By Yom Kippur, in most of the yeshivas I visited, very little plastic sheeting is left. In the Sephardi yeshiva Ateret Shlomo in the Geula neighborhood, which borders Mea Shearim, there was only one “capsule” left, with a few disconsolate people praying within, while the rest of the students and rabbis were packed in the main space. At least most of them were wearing masks.
A society which is used to a life of self-imposed penury, which raises its children on the stories of rabbis who risked their lives to pray and study, needs to reinforce its self-sacrifice.
On the doors of Or Ha’Chaim yeshiva, under the presidency of Rabbi Reuven Elbaz, a member of Shas’ Council of Torah Sages, there were notices announcing that “due to the capsule guidelines, only those who have registered in advance may enter for prayers.” But the doors were open, and inside the sheeting had sagged so low that a small child could have stepped between the “capsules.” They certainly weren’t going to stop any germs from spreading.
In the largest yeshiva in Israel, the Lithuanian Yeshivat Mir, sheeting was stable, high and fixed onto sturdy wooden frames. But within the “capsules” were dozens more people praying than the guidelines allow. Similar fervor could be seen in other Lithuanian synagogues in the area.
At this stage in the pandemic, none of the early excuses about lack of communication with the outside world and ignorance of science can apply. The disproportionate number of ill and dead from COVID-19 within the Haredi community means they all know what we are up against. The ultra-Orthodox, like everyone else, have made their trade-off between protecting themselves from the virus and preserving a semblance of normal life. And their choice is clear: Sticking to tradition is more important. But perhaps it goes even beyond that. A society which is used to a life of self-imposed penury in tiny crowded apartments, which raises its children on the stories of rabbis who risked their lives to pray and study, and of saintly women who immersed themselves in the waters of frozen rivers to purify themselves from their monthly period, needs to reinforce its self-sacrifice.
Not all the Haredim see it this way; there have been a few contradictory voices, such as that of Rabbi David Yosef, who has repeatedly called for closing down all synagogues. But even in the most famous Sephardi synagogue in central Jerusalem, “Yazdim,” where David Yosef's father Rabbi Ovadia Yosef would deliver his popular Saturday night lessons, Yom Kippur prayers proceeded nearly as normal, with a few plastic sheets but no real distancing.
There was another way of praying together on Yom Kippur 5781. In Jerusalem and many other cities around Israel, hundreds of thousands of Israelis prayed, in small groups, in the open air, in backyards, gardens and parks, even by the side of the road on plastic chairs, as children rode bikes around them, another cherished Israeli Yom Kippur tradition. Around Tel Aviv’s iconic Dizengoff Square, the singing voices of men and women mingled.

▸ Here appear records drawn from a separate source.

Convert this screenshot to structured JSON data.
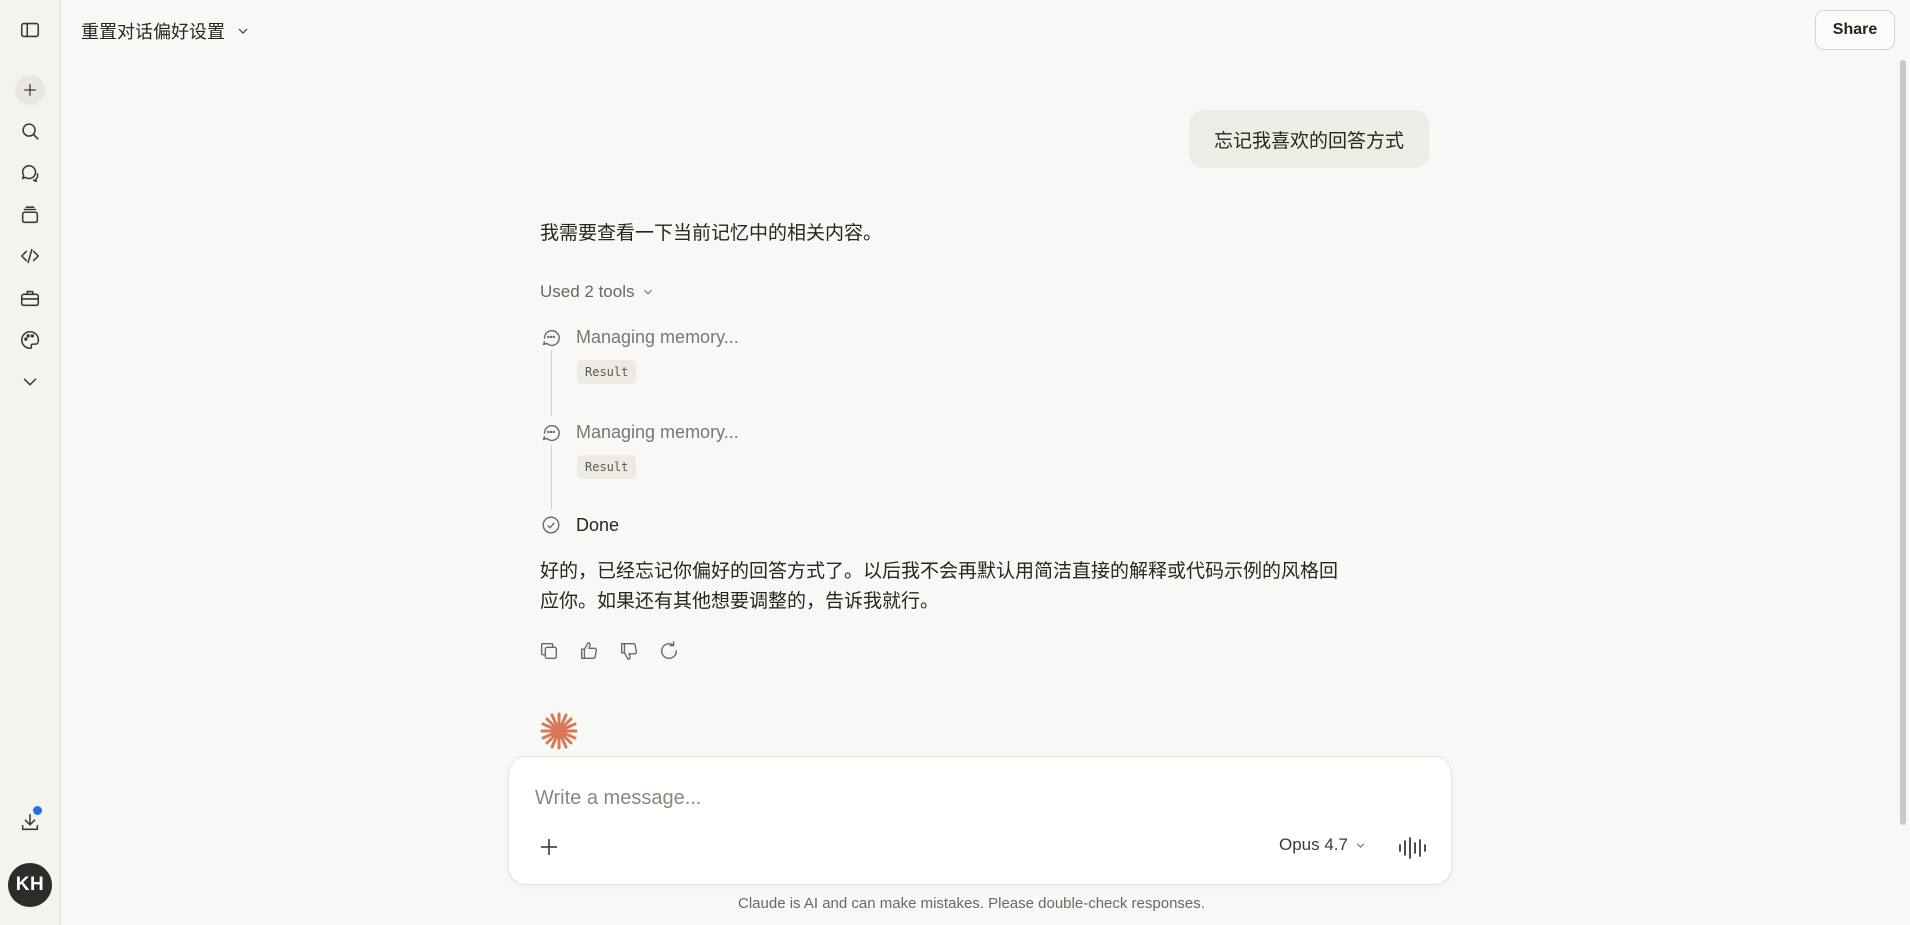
{
  "header": {
    "title": "重置对话偏好设置",
    "share_label": "Share"
  },
  "sidebar": {
    "items": [
      {
        "name": "toggle-sidebar",
        "icon": "sidebar-icon"
      },
      {
        "name": "new-chat",
        "icon": "plus-icon"
      },
      {
        "name": "search",
        "icon": "search-icon"
      },
      {
        "name": "chats",
        "icon": "chat-bubbles-icon"
      },
      {
        "name": "projects",
        "icon": "stack-icon"
      },
      {
        "name": "code",
        "icon": "code-icon"
      },
      {
        "name": "tools",
        "icon": "toolbox-icon"
      },
      {
        "name": "artifacts",
        "icon": "palette-icon"
      },
      {
        "name": "more",
        "icon": "chevron-down-icon"
      }
    ],
    "download_icon": "download-icon",
    "avatar_initials": "KH"
  },
  "conversation": {
    "user_message": "忘记我喜欢的回答方式",
    "assistant_intro": "我需要查看一下当前记忆中的相关内容。",
    "used_tools_label": "Used 2 tools",
    "tool_calls": [
      {
        "label": "Managing memory...",
        "result_label": "Result"
      },
      {
        "label": "Managing memory...",
        "result_label": "Result"
      }
    ],
    "done_label": "Done",
    "assistant_reply_line1": "好的，已经忘记你偏好的回答方式了。以后我不会再默认用简洁直接的解释或代码示例的风格回",
    "assistant_reply_line2": "应你。如果还有其他想要调整的，告诉我就行。"
  },
  "composer": {
    "placeholder": "Write a message...",
    "model_label": "Opus 4.7"
  },
  "footer": {
    "disclaimer": "Claude is AI and can make mistakes. Please double-check responses."
  },
  "colors": {
    "background": "#f8f8f6",
    "brand_logo": "#d97757",
    "notification_dot": "#2b6fe0"
  }
}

Perhaps this Yom Kippur created two parallel narratives. That of the Haredi autonomy, standing up to the rest of the nation, maintaining the trauma of victimhood and deepening divisions. And the narrative of a new open-air Israeli-style prayer, which despite the distancing, also brought down barriers, and brought people together.